_Task_
Locate the word "icon" in the data below, then copy every line that holds it.

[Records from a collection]

────────────────────────────────────────

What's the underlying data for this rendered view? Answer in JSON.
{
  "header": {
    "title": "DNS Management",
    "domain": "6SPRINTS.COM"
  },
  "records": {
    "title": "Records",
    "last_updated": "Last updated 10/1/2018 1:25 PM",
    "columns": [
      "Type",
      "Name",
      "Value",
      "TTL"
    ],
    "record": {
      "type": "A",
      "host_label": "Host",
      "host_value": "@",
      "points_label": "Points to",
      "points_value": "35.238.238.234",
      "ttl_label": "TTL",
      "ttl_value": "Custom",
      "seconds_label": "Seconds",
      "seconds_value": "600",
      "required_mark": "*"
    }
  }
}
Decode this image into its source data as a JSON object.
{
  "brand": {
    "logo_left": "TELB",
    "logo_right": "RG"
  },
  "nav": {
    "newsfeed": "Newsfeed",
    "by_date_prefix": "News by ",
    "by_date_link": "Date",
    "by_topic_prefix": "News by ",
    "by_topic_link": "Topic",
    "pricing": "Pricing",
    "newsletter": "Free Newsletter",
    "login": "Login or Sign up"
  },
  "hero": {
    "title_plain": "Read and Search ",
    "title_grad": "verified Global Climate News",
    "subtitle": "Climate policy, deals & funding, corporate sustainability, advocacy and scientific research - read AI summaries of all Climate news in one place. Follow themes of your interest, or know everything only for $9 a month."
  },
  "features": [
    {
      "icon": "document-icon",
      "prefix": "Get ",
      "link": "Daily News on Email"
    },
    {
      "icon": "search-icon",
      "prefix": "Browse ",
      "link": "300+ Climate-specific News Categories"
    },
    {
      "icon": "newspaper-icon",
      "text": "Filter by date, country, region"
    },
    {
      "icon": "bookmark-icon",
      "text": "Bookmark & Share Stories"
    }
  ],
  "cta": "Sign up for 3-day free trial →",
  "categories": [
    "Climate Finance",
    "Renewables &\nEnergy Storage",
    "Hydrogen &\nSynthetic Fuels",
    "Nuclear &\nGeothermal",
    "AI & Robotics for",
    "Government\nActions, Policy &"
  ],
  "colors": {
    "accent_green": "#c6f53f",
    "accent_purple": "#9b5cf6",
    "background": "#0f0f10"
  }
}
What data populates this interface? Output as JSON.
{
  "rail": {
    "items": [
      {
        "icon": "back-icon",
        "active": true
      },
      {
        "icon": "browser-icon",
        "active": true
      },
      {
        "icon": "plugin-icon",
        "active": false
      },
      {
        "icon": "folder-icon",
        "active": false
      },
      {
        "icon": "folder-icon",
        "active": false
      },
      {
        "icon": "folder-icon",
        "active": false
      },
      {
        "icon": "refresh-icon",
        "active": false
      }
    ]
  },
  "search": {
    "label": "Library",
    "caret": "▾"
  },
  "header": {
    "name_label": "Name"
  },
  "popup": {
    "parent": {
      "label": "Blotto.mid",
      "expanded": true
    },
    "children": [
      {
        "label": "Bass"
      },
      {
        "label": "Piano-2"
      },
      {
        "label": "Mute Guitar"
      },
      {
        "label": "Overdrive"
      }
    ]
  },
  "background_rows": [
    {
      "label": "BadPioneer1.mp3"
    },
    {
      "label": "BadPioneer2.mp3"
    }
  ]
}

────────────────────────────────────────

_Result_
      "icon": "document-icon",
      "icon": "search-icon",
      "icon": "newspaper-icon",
      "icon": "bookmark-icon",
        "icon": "back-icon",
        "icon": "browser-icon",
        "icon": "plugin-icon",
        "icon": "folder-icon",
        "icon": "folder-icon",
        "icon": "folder-icon",
        "icon": "refresh-icon",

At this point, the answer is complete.